    Of course open-systems will be connected to all aspects of the vehicle's electronics which control all elements of the car from steering, brakes, throttle, gearing, door locks, climate control, etc. Imagine a driver getting into his car and upon turning on the radio the doors automatically lock and a message appears on the screen directing the driver/hostage to transfer funds to an offshore account using the touchscreen or face a head-on collision with large tree.

  • Thegamper Thegamper on Jun 02, 2017

    I really don't get all the fuss over in car tech. When I buy a car I just want the car. The only tech I need is a way to interface with MY phone. Bluetooth, whatever. Our phones are much more useful, capable and better designed than anything the automakers can put out. I especially don't want to pay for Toyota's or anyone elses in house operating system when I have a much better choice 2 feet away in my own pocket. I am a die hard Android guy with a house full of Pixels, of course drive a car equipped with Apple car play. Not sure why an automaker would equip with Apple car play only and not Android auto since Android owns so much more of the smartphone market, but whatever.
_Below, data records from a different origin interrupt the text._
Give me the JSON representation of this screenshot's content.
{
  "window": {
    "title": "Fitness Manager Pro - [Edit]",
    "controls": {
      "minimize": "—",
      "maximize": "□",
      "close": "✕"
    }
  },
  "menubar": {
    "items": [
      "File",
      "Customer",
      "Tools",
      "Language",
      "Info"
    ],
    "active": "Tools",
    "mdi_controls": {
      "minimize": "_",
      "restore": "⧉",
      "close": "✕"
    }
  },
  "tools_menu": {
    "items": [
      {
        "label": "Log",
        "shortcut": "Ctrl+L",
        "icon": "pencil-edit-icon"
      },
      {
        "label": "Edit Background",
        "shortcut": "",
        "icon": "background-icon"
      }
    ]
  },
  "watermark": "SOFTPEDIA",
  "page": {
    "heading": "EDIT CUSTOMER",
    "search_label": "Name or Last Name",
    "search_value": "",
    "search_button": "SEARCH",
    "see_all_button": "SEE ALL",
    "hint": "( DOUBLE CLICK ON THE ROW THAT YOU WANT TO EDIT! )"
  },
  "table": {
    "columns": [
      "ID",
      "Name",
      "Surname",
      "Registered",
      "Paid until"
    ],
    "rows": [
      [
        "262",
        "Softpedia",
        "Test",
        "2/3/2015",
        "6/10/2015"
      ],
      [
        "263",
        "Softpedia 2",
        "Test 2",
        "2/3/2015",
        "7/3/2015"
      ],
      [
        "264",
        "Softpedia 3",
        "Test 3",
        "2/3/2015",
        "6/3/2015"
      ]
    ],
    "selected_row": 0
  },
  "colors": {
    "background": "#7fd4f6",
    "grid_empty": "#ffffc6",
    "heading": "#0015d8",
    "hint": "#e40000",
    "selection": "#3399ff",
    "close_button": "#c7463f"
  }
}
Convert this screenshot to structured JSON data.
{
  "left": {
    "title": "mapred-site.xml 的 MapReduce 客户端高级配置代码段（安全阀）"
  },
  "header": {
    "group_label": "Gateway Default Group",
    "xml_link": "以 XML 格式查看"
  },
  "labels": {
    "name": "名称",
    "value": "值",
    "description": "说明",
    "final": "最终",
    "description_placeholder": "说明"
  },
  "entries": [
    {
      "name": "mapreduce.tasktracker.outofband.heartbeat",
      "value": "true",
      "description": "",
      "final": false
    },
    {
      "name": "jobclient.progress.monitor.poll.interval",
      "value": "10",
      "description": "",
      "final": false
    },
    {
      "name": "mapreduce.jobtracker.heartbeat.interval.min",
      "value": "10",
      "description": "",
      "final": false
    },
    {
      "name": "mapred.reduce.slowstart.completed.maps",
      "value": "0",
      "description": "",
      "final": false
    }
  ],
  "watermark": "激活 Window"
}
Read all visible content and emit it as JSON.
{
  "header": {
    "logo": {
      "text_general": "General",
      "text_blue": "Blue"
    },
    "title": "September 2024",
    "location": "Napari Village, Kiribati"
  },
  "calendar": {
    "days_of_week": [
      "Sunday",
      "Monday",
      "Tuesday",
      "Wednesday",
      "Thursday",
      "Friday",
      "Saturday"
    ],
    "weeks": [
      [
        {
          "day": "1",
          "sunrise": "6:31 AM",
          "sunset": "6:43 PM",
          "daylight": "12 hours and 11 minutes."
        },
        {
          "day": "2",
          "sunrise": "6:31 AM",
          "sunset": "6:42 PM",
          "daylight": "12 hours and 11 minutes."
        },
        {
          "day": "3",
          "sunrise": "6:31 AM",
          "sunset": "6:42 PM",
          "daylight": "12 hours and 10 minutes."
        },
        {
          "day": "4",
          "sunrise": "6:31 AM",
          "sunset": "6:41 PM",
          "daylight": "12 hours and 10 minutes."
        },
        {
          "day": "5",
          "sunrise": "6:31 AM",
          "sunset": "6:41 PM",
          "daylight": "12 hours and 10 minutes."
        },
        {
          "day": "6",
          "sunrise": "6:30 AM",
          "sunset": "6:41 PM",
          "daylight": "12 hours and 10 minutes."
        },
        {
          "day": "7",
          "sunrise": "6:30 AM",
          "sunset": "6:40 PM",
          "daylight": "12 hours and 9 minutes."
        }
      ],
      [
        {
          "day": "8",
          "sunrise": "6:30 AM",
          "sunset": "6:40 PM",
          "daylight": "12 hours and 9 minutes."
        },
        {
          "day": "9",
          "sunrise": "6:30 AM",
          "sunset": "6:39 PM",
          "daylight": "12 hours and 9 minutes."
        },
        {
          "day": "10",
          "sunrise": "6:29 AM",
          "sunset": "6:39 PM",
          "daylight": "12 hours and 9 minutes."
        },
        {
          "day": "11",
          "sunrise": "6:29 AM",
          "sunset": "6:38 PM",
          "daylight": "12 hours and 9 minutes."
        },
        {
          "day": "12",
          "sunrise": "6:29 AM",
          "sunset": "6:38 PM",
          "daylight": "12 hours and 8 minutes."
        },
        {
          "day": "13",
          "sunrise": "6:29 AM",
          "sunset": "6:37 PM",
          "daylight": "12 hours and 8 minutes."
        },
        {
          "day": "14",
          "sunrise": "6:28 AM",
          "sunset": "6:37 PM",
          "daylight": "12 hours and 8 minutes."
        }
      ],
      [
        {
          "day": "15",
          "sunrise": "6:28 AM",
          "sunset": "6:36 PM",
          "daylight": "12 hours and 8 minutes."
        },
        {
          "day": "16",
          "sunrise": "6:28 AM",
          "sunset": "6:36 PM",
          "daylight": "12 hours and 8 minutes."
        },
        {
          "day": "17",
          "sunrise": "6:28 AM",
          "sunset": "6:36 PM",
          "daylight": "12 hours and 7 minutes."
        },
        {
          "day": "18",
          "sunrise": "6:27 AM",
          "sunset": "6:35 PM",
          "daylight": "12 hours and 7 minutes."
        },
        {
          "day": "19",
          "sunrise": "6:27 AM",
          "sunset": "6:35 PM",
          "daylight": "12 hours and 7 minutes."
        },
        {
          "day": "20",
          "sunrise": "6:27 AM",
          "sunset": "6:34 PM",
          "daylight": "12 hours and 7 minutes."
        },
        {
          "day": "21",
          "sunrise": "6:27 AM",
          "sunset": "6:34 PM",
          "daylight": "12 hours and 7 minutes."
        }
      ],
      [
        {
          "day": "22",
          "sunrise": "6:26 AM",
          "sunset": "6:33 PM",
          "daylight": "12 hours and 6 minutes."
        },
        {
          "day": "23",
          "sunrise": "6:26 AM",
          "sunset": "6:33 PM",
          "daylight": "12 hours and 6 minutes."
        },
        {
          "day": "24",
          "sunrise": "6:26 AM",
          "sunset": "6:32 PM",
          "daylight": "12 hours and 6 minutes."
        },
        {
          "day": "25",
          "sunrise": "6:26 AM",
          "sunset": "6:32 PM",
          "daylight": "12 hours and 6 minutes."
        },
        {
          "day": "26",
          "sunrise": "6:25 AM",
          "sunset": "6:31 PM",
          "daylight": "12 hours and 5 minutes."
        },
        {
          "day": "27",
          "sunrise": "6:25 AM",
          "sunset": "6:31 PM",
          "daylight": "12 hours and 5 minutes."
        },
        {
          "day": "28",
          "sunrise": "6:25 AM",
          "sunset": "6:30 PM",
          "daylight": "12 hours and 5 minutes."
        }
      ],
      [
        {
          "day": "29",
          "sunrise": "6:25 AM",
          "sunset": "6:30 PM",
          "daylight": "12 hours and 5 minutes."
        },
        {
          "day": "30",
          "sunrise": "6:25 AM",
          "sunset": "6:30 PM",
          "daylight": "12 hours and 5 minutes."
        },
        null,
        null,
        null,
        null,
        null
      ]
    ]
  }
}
The Bluetooth connection lets me do everything I want to do so don't care.